Goal of the exercise:
Keep the images out and copy every entry below exactly.

Data about app and page elements
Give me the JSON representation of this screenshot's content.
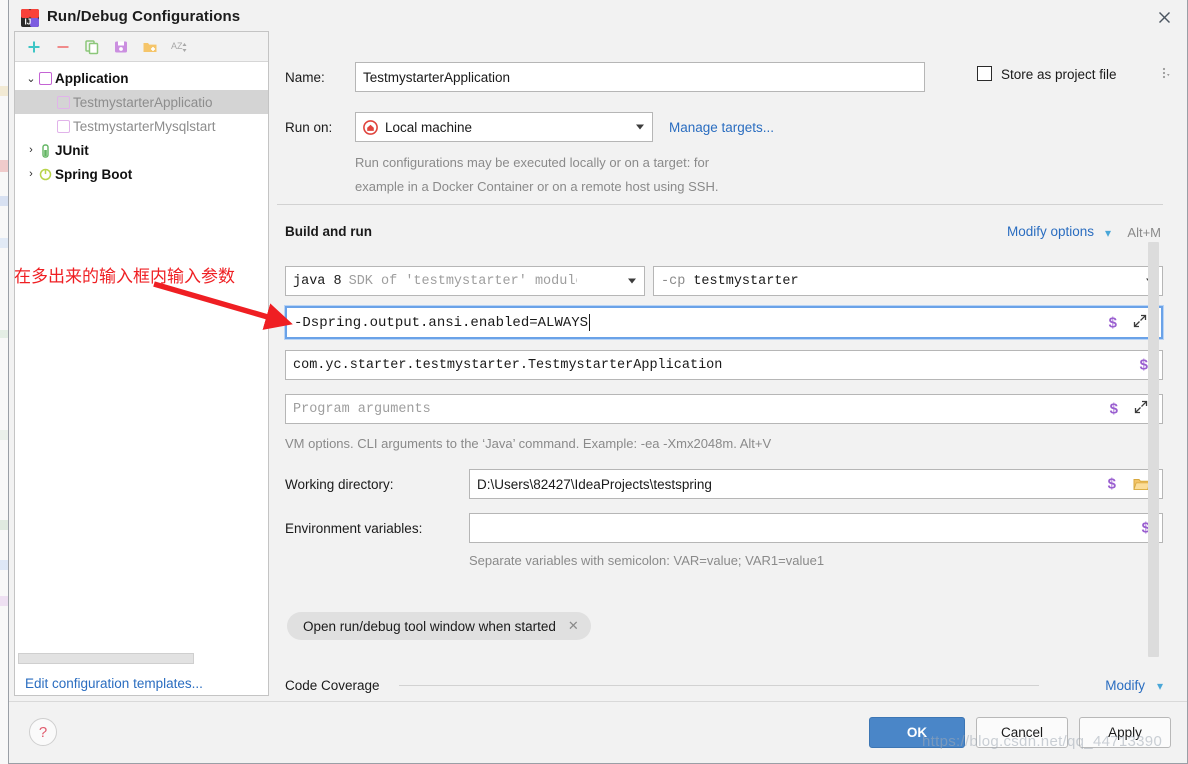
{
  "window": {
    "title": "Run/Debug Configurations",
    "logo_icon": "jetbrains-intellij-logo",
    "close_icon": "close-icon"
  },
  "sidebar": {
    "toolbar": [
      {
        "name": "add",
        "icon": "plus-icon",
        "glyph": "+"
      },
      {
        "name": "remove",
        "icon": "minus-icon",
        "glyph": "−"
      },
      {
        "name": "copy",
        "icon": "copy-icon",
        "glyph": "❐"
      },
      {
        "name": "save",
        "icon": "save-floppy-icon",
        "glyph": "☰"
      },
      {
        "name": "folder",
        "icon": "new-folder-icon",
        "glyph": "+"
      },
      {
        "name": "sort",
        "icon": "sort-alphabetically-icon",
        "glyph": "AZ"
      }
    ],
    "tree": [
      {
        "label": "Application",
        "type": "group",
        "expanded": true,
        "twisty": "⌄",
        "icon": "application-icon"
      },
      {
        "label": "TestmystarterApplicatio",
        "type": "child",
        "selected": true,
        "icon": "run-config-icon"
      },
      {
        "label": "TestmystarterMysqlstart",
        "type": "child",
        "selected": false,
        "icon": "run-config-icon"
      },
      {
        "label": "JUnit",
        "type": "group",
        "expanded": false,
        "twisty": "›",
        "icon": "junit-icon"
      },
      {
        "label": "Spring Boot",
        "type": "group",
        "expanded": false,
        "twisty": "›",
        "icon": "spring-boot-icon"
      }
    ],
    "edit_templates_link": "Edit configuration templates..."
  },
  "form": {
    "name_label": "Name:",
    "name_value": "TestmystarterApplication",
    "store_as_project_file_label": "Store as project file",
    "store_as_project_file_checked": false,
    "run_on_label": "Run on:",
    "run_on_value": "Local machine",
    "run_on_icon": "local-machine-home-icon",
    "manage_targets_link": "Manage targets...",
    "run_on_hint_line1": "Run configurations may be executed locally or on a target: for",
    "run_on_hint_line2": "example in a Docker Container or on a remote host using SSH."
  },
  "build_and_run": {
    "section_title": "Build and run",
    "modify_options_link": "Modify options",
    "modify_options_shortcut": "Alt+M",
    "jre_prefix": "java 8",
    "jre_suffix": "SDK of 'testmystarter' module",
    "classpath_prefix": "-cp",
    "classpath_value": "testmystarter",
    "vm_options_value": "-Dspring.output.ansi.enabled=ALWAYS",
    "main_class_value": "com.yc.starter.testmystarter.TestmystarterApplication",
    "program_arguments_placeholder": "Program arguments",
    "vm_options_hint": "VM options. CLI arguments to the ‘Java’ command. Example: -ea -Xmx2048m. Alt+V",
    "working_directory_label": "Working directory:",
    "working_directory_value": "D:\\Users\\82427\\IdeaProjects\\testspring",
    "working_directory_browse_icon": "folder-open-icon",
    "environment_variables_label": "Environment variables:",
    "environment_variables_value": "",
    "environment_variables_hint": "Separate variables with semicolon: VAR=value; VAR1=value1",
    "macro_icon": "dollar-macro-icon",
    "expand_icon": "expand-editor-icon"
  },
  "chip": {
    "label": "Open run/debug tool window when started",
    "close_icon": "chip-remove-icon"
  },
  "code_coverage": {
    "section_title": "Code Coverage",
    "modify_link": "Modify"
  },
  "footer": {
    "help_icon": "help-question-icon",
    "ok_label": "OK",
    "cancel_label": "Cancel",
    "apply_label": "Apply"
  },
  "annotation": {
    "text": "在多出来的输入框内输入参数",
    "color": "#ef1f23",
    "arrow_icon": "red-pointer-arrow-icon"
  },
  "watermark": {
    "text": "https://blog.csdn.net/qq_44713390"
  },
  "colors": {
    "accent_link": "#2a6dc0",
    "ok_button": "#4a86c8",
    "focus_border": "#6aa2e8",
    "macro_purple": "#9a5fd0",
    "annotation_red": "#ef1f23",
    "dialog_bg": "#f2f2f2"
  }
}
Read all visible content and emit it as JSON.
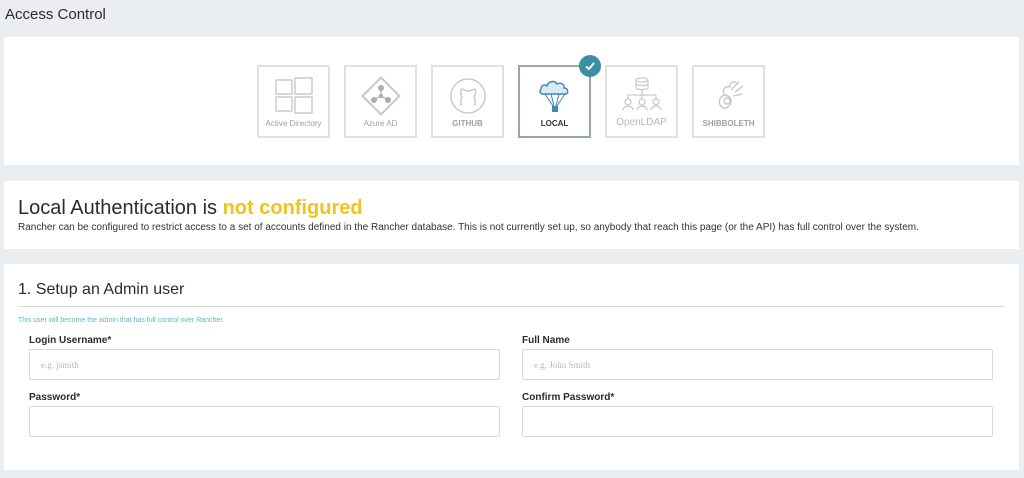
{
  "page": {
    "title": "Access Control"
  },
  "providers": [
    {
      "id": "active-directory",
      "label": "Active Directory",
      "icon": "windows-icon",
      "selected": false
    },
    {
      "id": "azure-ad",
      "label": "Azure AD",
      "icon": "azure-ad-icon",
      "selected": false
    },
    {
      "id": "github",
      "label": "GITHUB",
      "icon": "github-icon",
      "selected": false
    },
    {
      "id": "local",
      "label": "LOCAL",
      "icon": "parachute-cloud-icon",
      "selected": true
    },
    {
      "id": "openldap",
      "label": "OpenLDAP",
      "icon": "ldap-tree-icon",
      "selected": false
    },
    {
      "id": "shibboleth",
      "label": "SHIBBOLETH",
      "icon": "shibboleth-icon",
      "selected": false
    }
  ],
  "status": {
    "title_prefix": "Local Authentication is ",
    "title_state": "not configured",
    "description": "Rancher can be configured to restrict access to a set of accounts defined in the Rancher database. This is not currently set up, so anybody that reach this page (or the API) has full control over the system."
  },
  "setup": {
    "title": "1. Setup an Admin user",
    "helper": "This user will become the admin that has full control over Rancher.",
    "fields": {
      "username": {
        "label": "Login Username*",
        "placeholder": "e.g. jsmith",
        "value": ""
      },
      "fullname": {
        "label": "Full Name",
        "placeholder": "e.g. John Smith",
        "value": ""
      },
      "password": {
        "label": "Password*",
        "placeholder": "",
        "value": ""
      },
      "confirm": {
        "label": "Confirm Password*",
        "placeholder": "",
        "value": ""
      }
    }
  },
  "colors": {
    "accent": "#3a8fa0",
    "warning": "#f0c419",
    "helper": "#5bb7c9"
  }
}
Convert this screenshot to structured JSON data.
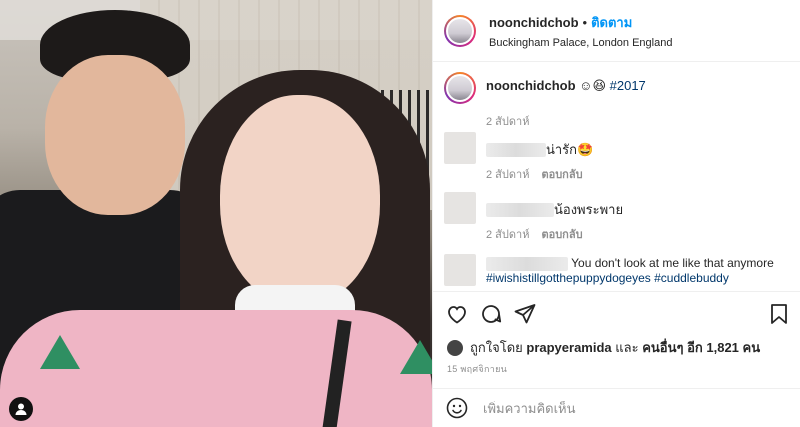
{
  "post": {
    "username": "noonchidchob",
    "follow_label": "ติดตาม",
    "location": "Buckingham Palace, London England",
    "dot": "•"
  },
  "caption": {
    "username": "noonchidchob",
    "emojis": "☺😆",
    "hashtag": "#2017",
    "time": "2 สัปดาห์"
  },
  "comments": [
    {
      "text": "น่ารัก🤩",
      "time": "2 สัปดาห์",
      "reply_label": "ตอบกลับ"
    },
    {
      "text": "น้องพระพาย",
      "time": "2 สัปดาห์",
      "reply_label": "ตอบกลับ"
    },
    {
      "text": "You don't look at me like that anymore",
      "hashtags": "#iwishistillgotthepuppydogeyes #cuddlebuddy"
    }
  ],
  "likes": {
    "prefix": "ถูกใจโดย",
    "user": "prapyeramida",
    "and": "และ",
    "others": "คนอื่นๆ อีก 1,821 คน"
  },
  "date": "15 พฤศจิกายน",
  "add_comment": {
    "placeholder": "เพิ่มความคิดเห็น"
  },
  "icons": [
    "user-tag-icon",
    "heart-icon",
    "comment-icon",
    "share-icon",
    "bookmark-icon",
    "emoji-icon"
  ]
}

Answer box:
Give me the JSON representation of this screenshot's content.
{
  "window": {
    "title": "Run/Debug Configurations",
    "logo_icon": "jetbrains-intellij-logo",
    "close_icon": "close-icon"
  },
  "sidebar": {
    "toolbar": [
      {
        "name": "add",
        "icon": "plus-icon",
        "glyph": "+"
      },
      {
        "name": "remove",
        "icon": "minus-icon",
        "glyph": "−"
      },
      {
        "name": "copy",
        "icon": "copy-icon",
        "glyph": "❐"
      },
      {
        "name": "save",
        "icon": "save-floppy-icon",
        "glyph": "☰"
      },
      {
        "name": "folder",
        "icon": "new-folder-icon",
        "glyph": "+"
      },
      {
        "name": "sort",
        "icon": "sort-alphabetically-icon",
        "glyph": "AZ"
      }
    ],
    "tree": [
      {
        "label": "Application",
        "type": "group",
        "expanded": true,
        "twisty": "⌄",
        "icon": "application-icon"
      },
      {
        "label": "TestmystarterApplicatio",
        "type": "child",
        "selected": true,
        "icon": "run-config-icon"
      },
      {
        "label": "TestmystarterMysqlstart",
        "type": "child",
        "selected": false,
        "icon": "run-config-icon"
      },
      {
        "label": "JUnit",
        "type": "group",
        "expanded": false,
        "twisty": "›",
        "icon": "junit-icon"
      },
      {
        "label": "Spring Boot",
        "type": "group",
        "expanded": false,
        "twisty": "›",
        "icon": "spring-boot-icon"
      }
    ],
    "edit_templates_link": "Edit configuration templates..."
  },
  "form": {
    "name_label": "Name:",
    "name_value": "TestmystarterApplication",
    "store_as_project_file_label": "Store as project file",
    "store_as_project_file_checked": false,
    "run_on_label": "Run on:",
    "run_on_value": "Local machine",
    "run_on_icon": "local-machine-home-icon",
    "manage_targets_link": "Manage targets...",
    "run_on_hint_line1": "Run configurations may be executed locally or on a target: for",
    "run_on_hint_line2": "example in a Docker Container or on a remote host using SSH."
  },
  "build_and_run": {
    "section_title": "Build and run",
    "modify_options_link": "Modify options",
    "modify_options_shortcut": "Alt+M",
    "jre_prefix": "java 8",
    "jre_suffix": "SDK of 'testmystarter' module",
    "classpath_prefix": "-cp",
    "classpath_value": "testmystarter",
    "vm_options_value": "-Dspring.output.ansi.enabled=ALWAYS",
    "main_class_value": "com.yc.starter.testmystarter.TestmystarterApplication",
    "program_arguments_placeholder": "Program arguments",
    "vm_options_hint": "VM options. CLI arguments to the ‘Java’ command. Example: -ea -Xmx2048m. Alt+V",
    "working_directory_label": "Working directory:",
    "working_directory_value": "D:\\Users\\82427\\IdeaProjects\\testspring",
    "working_directory_browse_icon": "folder-open-icon",
    "environment_variables_label": "Environment variables:",
    "environment_variables_value": "",
    "environment_variables_hint": "Separate variables with semicolon: VAR=value; VAR1=value1",
    "macro_icon": "dollar-macro-icon",
    "expand_icon": "expand-editor-icon"
  },
  "chip": {
    "label": "Open run/debug tool window when started",
    "close_icon": "chip-remove-icon"
  },
  "code_coverage": {
    "section_title": "Code Coverage",
    "modify_link": "Modify"
  },
  "footer": {
    "help_icon": "help-question-icon",
    "ok_label": "OK",
    "cancel_label": "Cancel",
    "apply_label": "Apply"
  },
  "annotation": {
    "text": "在多出来的输入框内输入参数",
    "color": "#ef1f23",
    "arrow_icon": "red-pointer-arrow-icon"
  },
  "watermark": {
    "text": "https://blog.csdn.net/qq_44713390"
  },
  "colors": {
    "accent_link": "#2a6dc0",
    "ok_button": "#4a86c8",
    "focus_border": "#6aa2e8",
    "macro_purple": "#9a5fd0",
    "annotation_red": "#ef1f23",
    "dialog_bg": "#f2f2f2"
  }
}
Read all visible content and emit it as JSON.
{
  "page": {
    "title": "Access Control"
  },
  "providers": [
    {
      "id": "active-directory",
      "label": "Active Directory",
      "icon": "windows-icon",
      "selected": false
    },
    {
      "id": "azure-ad",
      "label": "Azure AD",
      "icon": "azure-ad-icon",
      "selected": false
    },
    {
      "id": "github",
      "label": "GITHUB",
      "icon": "github-icon",
      "selected": false
    },
    {
      "id": "local",
      "label": "LOCAL",
      "icon": "parachute-cloud-icon",
      "selected": true
    },
    {
      "id": "openldap",
      "label": "OpenLDAP",
      "icon": "ldap-tree-icon",
      "selected": false
    },
    {
      "id": "shibboleth",
      "label": "SHIBBOLETH",
      "icon": "shibboleth-icon",
      "selected": false
    }
  ],
  "status": {
    "title_prefix": "Local Authentication is ",
    "title_state": "not configured",
    "description": "Rancher can be configured to restrict access to a set of accounts defined in the Rancher database. This is not currently set up, so anybody that reach this page (or the API) has full control over the system."
  },
  "setup": {
    "title": "1. Setup an Admin user",
    "helper": "This user will become the admin that has full control over Rancher.",
    "fields": {
      "username": {
        "label": "Login Username*",
        "placeholder": "e.g. jsmith",
        "value": ""
      },
      "fullname": {
        "label": "Full Name",
        "placeholder": "e.g. John Smith",
        "value": ""
      },
      "password": {
        "label": "Password*",
        "placeholder": "",
        "value": ""
      },
      "confirm": {
        "label": "Confirm Password*",
        "placeholder": "",
        "value": ""
      }
    }
  },
  "colors": {
    "accent": "#3a8fa0",
    "warning": "#f0c419",
    "helper": "#5bb7c9"
  }
}
Convert this screenshot to structured JSON data.
{
  "post": {
    "username": "noonchidchob",
    "follow_label": "ติดตาม",
    "location": "Buckingham Palace, London England",
    "dot": "•"
  },
  "caption": {
    "username": "noonchidchob",
    "emojis": "☺😆",
    "hashtag": "#2017",
    "time": "2 สัปดาห์"
  },
  "comments": [
    {
      "text": "น่ารัก🤩",
      "time": "2 สัปดาห์",
      "reply_label": "ตอบกลับ"
    },
    {
      "text": "น้องพระพาย",
      "time": "2 สัปดาห์",
      "reply_label": "ตอบกลับ"
    },
    {
      "text": "You don't look at me like that anymore",
      "hashtags": "#iwishistillgotthepuppydogeyes #cuddlebuddy"
    }
  ],
  "likes": {
    "prefix": "ถูกใจโดย",
    "user": "prapyeramida",
    "and": "และ",
    "others": "คนอื่นๆ อีก 1,821 คน"
  },
  "date": "15 พฤศจิกายน",
  "add_comment": {
    "placeholder": "เพิ่มความคิดเห็น"
  },
  "icons": [
    "user-tag-icon",
    "heart-icon",
    "comment-icon",
    "share-icon",
    "bookmark-icon",
    "emoji-icon"
  ]
}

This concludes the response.